Activity: All of the entries below must be copied out exactly.

Extracted information:
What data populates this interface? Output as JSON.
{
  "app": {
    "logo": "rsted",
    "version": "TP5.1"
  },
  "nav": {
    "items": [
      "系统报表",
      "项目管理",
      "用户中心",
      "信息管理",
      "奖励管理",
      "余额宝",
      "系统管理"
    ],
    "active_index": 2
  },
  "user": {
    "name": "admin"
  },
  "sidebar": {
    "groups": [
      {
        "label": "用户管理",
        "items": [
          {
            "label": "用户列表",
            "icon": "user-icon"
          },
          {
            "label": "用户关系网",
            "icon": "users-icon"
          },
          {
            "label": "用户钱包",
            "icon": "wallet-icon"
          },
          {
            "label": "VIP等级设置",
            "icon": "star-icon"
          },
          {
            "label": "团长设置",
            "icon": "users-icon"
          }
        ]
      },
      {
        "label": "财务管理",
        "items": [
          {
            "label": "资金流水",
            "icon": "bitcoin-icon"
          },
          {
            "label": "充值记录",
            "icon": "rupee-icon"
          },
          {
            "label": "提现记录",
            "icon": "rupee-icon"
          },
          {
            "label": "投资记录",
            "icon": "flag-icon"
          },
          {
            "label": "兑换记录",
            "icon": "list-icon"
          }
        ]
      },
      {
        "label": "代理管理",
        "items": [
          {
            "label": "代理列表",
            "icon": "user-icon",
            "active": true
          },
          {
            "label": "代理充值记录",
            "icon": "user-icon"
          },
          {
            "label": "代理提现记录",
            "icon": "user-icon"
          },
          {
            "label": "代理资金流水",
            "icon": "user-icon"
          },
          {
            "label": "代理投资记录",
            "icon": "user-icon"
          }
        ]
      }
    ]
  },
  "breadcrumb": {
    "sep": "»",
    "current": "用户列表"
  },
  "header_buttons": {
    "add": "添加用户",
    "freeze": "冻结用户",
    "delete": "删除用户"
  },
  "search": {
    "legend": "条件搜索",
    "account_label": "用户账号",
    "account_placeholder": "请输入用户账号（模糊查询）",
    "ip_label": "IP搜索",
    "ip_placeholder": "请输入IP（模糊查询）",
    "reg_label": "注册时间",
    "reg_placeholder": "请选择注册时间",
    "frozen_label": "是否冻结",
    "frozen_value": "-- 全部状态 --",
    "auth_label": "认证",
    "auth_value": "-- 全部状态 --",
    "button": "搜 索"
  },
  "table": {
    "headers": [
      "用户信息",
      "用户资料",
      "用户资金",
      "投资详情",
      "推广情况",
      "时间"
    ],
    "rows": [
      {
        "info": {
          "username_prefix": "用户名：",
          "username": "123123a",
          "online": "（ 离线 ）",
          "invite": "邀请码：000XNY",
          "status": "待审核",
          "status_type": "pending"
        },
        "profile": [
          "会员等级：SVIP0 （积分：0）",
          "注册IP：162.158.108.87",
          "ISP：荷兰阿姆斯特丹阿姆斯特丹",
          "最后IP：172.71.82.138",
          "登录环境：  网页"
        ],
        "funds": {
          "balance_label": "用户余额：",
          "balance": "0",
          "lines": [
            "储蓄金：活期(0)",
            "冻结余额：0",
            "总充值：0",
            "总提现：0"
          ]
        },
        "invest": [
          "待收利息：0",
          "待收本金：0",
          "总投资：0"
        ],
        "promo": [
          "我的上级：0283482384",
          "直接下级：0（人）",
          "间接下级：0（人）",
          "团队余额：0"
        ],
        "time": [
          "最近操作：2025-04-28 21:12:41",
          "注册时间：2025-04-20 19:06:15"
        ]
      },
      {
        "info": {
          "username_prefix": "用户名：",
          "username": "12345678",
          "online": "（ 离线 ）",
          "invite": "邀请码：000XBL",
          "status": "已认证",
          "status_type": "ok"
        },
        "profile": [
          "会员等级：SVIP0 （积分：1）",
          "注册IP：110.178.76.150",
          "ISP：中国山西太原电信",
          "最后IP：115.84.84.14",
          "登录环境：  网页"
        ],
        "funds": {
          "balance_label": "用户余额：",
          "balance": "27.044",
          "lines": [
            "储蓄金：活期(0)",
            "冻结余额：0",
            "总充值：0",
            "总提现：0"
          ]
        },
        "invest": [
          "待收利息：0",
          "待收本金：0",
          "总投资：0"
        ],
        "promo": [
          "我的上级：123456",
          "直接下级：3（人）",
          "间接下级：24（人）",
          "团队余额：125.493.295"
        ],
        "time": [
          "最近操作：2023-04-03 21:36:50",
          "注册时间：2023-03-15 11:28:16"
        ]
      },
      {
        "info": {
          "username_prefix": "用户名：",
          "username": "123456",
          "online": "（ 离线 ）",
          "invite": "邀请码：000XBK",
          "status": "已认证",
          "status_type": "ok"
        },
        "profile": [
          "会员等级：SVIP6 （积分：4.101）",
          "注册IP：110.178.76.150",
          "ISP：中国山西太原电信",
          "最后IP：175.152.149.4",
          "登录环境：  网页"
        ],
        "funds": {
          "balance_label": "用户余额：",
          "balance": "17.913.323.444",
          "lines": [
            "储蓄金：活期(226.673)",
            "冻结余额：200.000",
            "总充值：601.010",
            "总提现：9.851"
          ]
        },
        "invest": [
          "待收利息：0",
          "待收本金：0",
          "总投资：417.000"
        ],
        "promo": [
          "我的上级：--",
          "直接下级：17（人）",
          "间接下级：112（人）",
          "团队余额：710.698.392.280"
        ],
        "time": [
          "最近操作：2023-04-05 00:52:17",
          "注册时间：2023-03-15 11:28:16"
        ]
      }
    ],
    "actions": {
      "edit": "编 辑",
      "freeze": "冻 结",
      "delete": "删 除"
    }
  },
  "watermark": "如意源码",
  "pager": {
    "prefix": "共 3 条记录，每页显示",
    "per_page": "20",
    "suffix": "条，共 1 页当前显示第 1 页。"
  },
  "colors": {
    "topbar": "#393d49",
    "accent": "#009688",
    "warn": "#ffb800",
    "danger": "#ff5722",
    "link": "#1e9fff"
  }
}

Output for this exercise:
What data populates this interface? Output as JSON.
{
  "app": {
    "logo": "rsted",
    "version": "TP5.1"
  },
  "nav": {
    "items": [
      "系统报表",
      "项目管理",
      "用户中心",
      "信息管理",
      "奖励管理",
      "余额宝",
      "系统管理"
    ],
    "active_index": 2
  },
  "user": {
    "name": "admin"
  },
  "sidebar": {
    "groups": [
      {
        "label": "用户管理",
        "items": [
          {
            "label": "用户列表",
            "icon": "user-icon"
          },
          {
            "label": "用户关系网",
            "icon": "users-icon"
          },
          {
            "label": "用户钱包",
            "icon": "wallet-icon"
          },
          {
            "label": "VIP等级设置",
            "icon": "star-icon"
          },
          {
            "label": "团长设置",
            "icon": "users-icon"
          }
        ]
      },
      {
        "label": "财务管理",
        "items": [
          {
            "label": "资金流水",
            "icon": "bitcoin-icon"
          },
          {
            "label": "充值记录",
            "icon": "rupee-icon"
          },
          {
            "label": "提现记录",
            "icon": "rupee-icon"
          },
          {
            "label": "投资记录",
            "icon": "flag-icon"
          },
          {
            "label": "兑换记录",
            "icon": "list-icon"
          }
        ]
      },
      {
        "label": "代理管理",
        "items": [
          {
            "label": "代理列表",
            "icon": "user-icon",
            "active": true
          },
          {
            "label": "代理充值记录",
            "icon": "user-icon"
          },
          {
            "label": "代理提现记录",
            "icon": "user-icon"
          },
          {
            "label": "代理资金流水",
            "icon": "user-icon"
          },
          {
            "label": "代理投资记录",
            "icon": "user-icon"
          }
        ]
      }
    ]
  },
  "breadcrumb": {
    "sep": "»",
    "current": "用户列表"
  },
  "header_buttons": {
    "add": "添加用户",
    "freeze": "冻结用户",
    "delete": "删除用户"
  },
  "search": {
    "legend": "条件搜索",
    "account_label": "用户账号",
    "account_placeholder": "请输入用户账号（模糊查询）",
    "ip_label": "IP搜索",
    "ip_placeholder": "请输入IP（模糊查询）",
    "reg_label": "注册时间",
    "reg_placeholder": "请选择注册时间",
    "frozen_label": "是否冻结",
    "frozen_value": "-- 全部状态 --",
    "auth_label": "认证",
    "auth_value": "-- 全部状态 --",
    "button": "搜 索"
  },
  "table": {
    "headers": [
      "用户信息",
      "用户资料",
      "用户资金",
      "投资详情",
      "推广情况",
      "时间"
    ],
    "rows": [
      {
        "info": {
          "username_prefix": "用户名：",
          "username": "123123a",
          "online": "（ 离线 ）",
          "invite": "邀请码：000XNY",
          "status": "待审核",
          "status_type": "pending"
        },
        "profile": [
          "会员等级：SVIP0 （积分：0）",
          "注册IP：162.158.108.87",
          "ISP：荷兰阿姆斯特丹阿姆斯特丹",
          "最后IP：172.71.82.138",
          "登录环境：  网页"
        ],
        "funds": {
          "balance_label": "用户余额：",
          "balance": "0",
          "lines": [
            "储蓄金：活期(0)",
            "冻结余额：0",
            "总充值：0",
            "总提现：0"
          ]
        },
        "invest": [
          "待收利息：0",
          "待收本金：0",
          "总投资：0"
        ],
        "promo": [
          "我的上级：0283482384",
          "直接下级：0（人）",
          "间接下级：0（人）",
          "团队余额：0"
        ],
        "time": [
          "最近操作：2025-04-28 21:12:41",
          "注册时间：2025-04-20 19:06:15"
        ]
      },
      {
        "info": {
          "username_prefix": "用户名：",
          "username": "12345678",
          "online": "（ 离线 ）",
          "invite": "邀请码：000XBL",
          "status": "已认证",
          "status_type": "ok"
        },
        "profile": [
          "会员等级：SVIP0 （积分：1）",
          "注册IP：110.178.76.150",
          "ISP：中国山西太原电信",
          "最后IP：115.84.84.14",
          "登录环境：  网页"
        ],
        "funds": {
          "balance_label": "用户余额：",
          "balance": "27.044",
          "lines": [
            "储蓄金：活期(0)",
            "冻结余额：0",
            "总充值：0",
            "总提现：0"
          ]
        },
        "invest": [
          "待收利息：0",
          "待收本金：0",
          "总投资：0"
        ],
        "promo": [
          "我的上级：123456",
          "直接下级：3（人）",
          "间接下级：24（人）",
          "团队余额：125.493.295"
        ],
        "time": [
          "最近操作：2023-04-03 21:36:50",
          "注册时间：2023-03-15 11:28:16"
        ]
      },
      {
        "info": {
          "username_prefix": "用户名：",
          "username": "123456",
          "online": "（ 离线 ）",
          "invite": "邀请码：000XBK",
          "status": "已认证",
          "status_type": "ok"
        },
        "profile": [
          "会员等级：SVIP6 （积分：4.101）",
          "注册IP：110.178.76.150",
          "ISP：中国山西太原电信",
          "最后IP：175.152.149.4",
          "登录环境：  网页"
        ],
        "funds": {
          "balance_label": "用户余额：",
          "balance": "17.913.323.444",
          "lines": [
            "储蓄金：活期(226.673)",
            "冻结余额：200.000",
            "总充值：601.010",
            "总提现：9.851"
          ]
        },
        "invest": [
          "待收利息：0",
          "待收本金：0",
          "总投资：417.000"
        ],
        "promo": [
          "我的上级：--",
          "直接下级：17（人）",
          "间接下级：112（人）",
          "团队余额：710.698.392.280"
        ],
        "time": [
          "最近操作：2023-04-05 00:52:17",
          "注册时间：2023-03-15 11:28:16"
        ]
      }
    ],
    "actions": {
      "edit": "编 辑",
      "freeze": "冻 结",
      "delete": "删 除"
    }
  },
  "watermark": "如意源码",
  "pager": {
    "prefix": "共 3 条记录，每页显示",
    "per_page": "20",
    "suffix": "条，共 1 页当前显示第 1 页。"
  },
  "colors": {
    "topbar": "#393d49",
    "accent": "#009688",
    "warn": "#ffb800",
    "danger": "#ff5722",
    "link": "#1e9fff"
  }
}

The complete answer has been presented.